Last year I visited Montreal to attend the Ecocity World Summit, a biannual gathering of visionaries from around the globe committed to creating cities where people live in mutually enriching relationship with each other and with the Earth. Looking at cities as living breathing organisms, with all their residents human and non-human forming an intricate web of interdependence, the very idea of an ecocity is rooted in a sharing principle, where citizens understand not only the physical value of making the most of our natural resources, but the cultural, spiritual, ecological, and ultimately, economic value inherent in building networks and communities.
To get back to this season’s water crisis, it’s the rich opportunities for reuse and recycling – not the scarcity – that should focus municipal debate about water. Actually, conserving or cutting back on water use is only a drop in the bucket of the water cycle-based strategy that’s needed.
As said in the introduction to this lecture held in spring 2011, Christopher Alexander has started a fire that keeps on burning, spread by the “wind” throughout the world. But in the wake of this fire there’s no ash, but only beauty and true living structure. As in the new cosmology of Alexander, matter is not inert anymore — it has spirit, revealed in the field of centers. This means that beauty is seen as a fact of the wholeness found in nature and the universe.
In the word-cloud of current events, the phrase “parasitic financial system” billows up to a degree that suggests even so-called thinking persons begin to understand what’s happening: that banking shenanigans are sucking the life out of advanced societies. That’s why Matt Taibbi’s metaphor of Goldman Sachs as “a Vampire Squid jamming its blood funnel into anything that smells like money” remains so potent years after it was minted.
An urbanizing world requires major policy initiatives to make urban resource use compatible with the world’s ecosystems. Metropolitan Adelaide has adopted this agenda and is well on its way to becoming a pioneering regenerative city region. New policies by the government of South Australia on energy efficiency, renewable energy, sustainable transport, zero waste, organic waste composting, water efficiency, wastewater irrigation of crops, peri-urban agriculture, and reforestation have taken Adelaide to the forefront of eco-friendly urban development. Working as a thinker in residence in Adelaide in 2003, I proposed linking policies to reduce urban eco-footprints and resource use with the challenge of building a green economy.

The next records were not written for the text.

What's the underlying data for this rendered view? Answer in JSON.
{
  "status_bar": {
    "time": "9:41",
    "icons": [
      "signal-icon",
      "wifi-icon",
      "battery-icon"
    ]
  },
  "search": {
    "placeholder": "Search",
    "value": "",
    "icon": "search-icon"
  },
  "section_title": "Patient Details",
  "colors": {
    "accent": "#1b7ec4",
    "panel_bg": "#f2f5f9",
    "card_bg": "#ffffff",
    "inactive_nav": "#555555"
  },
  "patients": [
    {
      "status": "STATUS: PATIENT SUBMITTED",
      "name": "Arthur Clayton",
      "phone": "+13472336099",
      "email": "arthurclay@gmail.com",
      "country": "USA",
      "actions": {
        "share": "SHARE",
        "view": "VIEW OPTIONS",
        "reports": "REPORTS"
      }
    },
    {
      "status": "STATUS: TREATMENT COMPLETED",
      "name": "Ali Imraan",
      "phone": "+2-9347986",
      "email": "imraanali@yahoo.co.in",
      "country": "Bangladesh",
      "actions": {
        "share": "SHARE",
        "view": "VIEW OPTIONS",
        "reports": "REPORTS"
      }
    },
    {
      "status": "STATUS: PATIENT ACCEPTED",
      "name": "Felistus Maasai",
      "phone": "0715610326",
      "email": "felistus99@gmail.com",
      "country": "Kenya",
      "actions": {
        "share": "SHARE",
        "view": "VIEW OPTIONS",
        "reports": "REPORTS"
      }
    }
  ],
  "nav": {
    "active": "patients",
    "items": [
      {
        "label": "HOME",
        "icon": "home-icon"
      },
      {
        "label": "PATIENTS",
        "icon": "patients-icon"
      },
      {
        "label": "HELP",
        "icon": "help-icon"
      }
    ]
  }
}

Building things by yourself, especially with leftover material, has this air of post-peak self-reliance. But, often, that supposes the existence of industrially made products. When you need wood, for instance, you can get planks or beams from a store or, more in a post-peak style, you use material taken from discarded furniture. But in both cases, the wood you use has been industrially processed.
Suppose, instead, that you live in a remote village in the mountains, a place like Valboncione, in Italy.
The bad news is that it is very difficult to get the American public to embrace household energy reduction despite the promise of financial savings. Local government and utility programs designed to tap into these savings rarely achieve even a 1–2 percent household sign-up rate. However, in the offing could be a game changer to unlock the latent green premium in our homes: an energy-efficiency label equivalent to a miles-per-gallon rating for vehicles. This could provide homeowners and prospective buyers with a straightforward understanding of household energy efficiency relative to similarly sized homes in the community and region.
Have you ever crashed a realtor’s open house — not because you were a buyer, but just so you could see what the owners have done with the house? That’s kind of how we feel when we read about the three Mother Earth News 2012 Homesteaders of The Year. We want to stop by each of these homes, just so we can learn everything about what they’re doing!
Sometimes well-meaning ‘green’ people like to imagine that the eco-cities of the future are going to look either like some techno-utopia – like the Jetson’s, perhaps, except environmentally friendly – or some agrarian village, where everyone is living in cob houses that they built themselves. The fact is, however, that over the next few critical decades, most people are going to find themselves in an urban environment that already exists – suburbia.
Rental or leasehold coops are democratically run organizations of tenants that equitably share costs of renting or leasing a building owned by someone else. Rental coops may share part of the management responsibility and often have more power collectively than single renters leasing from a conventional landlord. Nonprofits can also buy a building and rent it out to lower income folks who might not be able to afford shares. Sharing a house can offer big savings and can help people avoid foreclosure.
Going for a drive along a nearby street isn’t my usual idea of a good conversation starter or a way to get to know someone, but it was all for a good cause, so I gave it a try—and ended up seeing the internal workings of my main street for the first time.
How do cities concentrate energy and materials spatially? What is the relative emergy basis for modern cities, agrarian towns, and rural spaces? Do city dwellers use more or fewer resources than suburban or rural dwellers? Are big cities more sustainable in descent, as some propose, and how do we maximize empower in the future for our cities?